WHAT NEEDS TO BE DONE ▸ The data below must be copied in full and without any change.

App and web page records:
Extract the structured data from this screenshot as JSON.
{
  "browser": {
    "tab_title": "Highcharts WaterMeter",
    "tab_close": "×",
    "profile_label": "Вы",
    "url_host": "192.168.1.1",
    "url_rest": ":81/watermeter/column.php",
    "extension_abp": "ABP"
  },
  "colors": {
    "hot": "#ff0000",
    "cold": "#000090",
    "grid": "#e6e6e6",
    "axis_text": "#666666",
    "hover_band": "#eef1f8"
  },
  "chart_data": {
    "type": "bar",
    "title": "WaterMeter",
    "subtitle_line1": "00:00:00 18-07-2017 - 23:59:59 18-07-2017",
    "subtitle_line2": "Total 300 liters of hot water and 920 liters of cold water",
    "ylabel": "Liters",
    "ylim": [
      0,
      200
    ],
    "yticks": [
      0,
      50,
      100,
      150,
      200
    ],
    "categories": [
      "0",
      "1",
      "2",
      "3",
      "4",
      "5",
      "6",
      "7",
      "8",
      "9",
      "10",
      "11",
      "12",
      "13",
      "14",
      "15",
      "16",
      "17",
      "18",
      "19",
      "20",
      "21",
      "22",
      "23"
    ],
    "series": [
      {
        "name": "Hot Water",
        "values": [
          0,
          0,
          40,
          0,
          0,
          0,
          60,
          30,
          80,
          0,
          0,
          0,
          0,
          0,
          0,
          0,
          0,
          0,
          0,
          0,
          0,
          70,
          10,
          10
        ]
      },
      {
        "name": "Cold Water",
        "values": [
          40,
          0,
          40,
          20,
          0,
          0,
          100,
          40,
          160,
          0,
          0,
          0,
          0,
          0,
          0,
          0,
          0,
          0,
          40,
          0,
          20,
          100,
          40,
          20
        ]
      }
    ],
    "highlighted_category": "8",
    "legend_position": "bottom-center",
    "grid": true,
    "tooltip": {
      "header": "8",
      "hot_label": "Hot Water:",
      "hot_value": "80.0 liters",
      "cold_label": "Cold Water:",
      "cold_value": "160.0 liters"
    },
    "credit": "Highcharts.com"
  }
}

RESPONSE BELOW ▸
Extract the structured data from this screenshot as JSON.
{
  "browser": {
    "tab_title": "Highcharts WaterMeter",
    "tab_close": "×",
    "profile_label": "Вы",
    "url_host": "192.168.1.1",
    "url_rest": ":81/watermeter/column.php",
    "extension_abp": "ABP"
  },
  "colors": {
    "hot": "#ff0000",
    "cold": "#000090",
    "grid": "#e6e6e6",
    "axis_text": "#666666",
    "hover_band": "#eef1f8"
  },
  "chart_data": {
    "type": "bar",
    "title": "WaterMeter",
    "subtitle_line1": "00:00:00 18-07-2017 - 23:59:59 18-07-2017",
    "subtitle_line2": "Total 300 liters of hot water and 920 liters of cold water",
    "ylabel": "Liters",
    "ylim": [
      0,
      200
    ],
    "yticks": [
      0,
      50,
      100,
      150,
      200
    ],
    "categories": [
      "0",
      "1",
      "2",
      "3",
      "4",
      "5",
      "6",
      "7",
      "8",
      "9",
      "10",
      "11",
      "12",
      "13",
      "14",
      "15",
      "16",
      "17",
      "18",
      "19",
      "20",
      "21",
      "22",
      "23"
    ],
    "series": [
      {
        "name": "Hot Water",
        "values": [
          0,
          0,
          40,
          0,
          0,
          0,
          60,
          30,
          80,
          0,
          0,
          0,
          0,
          0,
          0,
          0,
          0,
          0,
          0,
          0,
          0,
          70,
          10,
          10
        ]
      },
      {
        "name": "Cold Water",
        "values": [
          40,
          0,
          40,
          20,
          0,
          0,
          100,
          40,
          160,
          0,
          0,
          0,
          0,
          0,
          0,
          0,
          0,
          0,
          40,
          0,
          20,
          100,
          40,
          20
        ]
      }
    ],
    "highlighted_category": "8",
    "legend_position": "bottom-center",
    "grid": true,
    "tooltip": {
      "header": "8",
      "hot_label": "Hot Water:",
      "hot_value": "80.0 liters",
      "cold_label": "Cold Water:",
      "cold_value": "160.0 liters"
    },
    "credit": "Highcharts.com"
  }
}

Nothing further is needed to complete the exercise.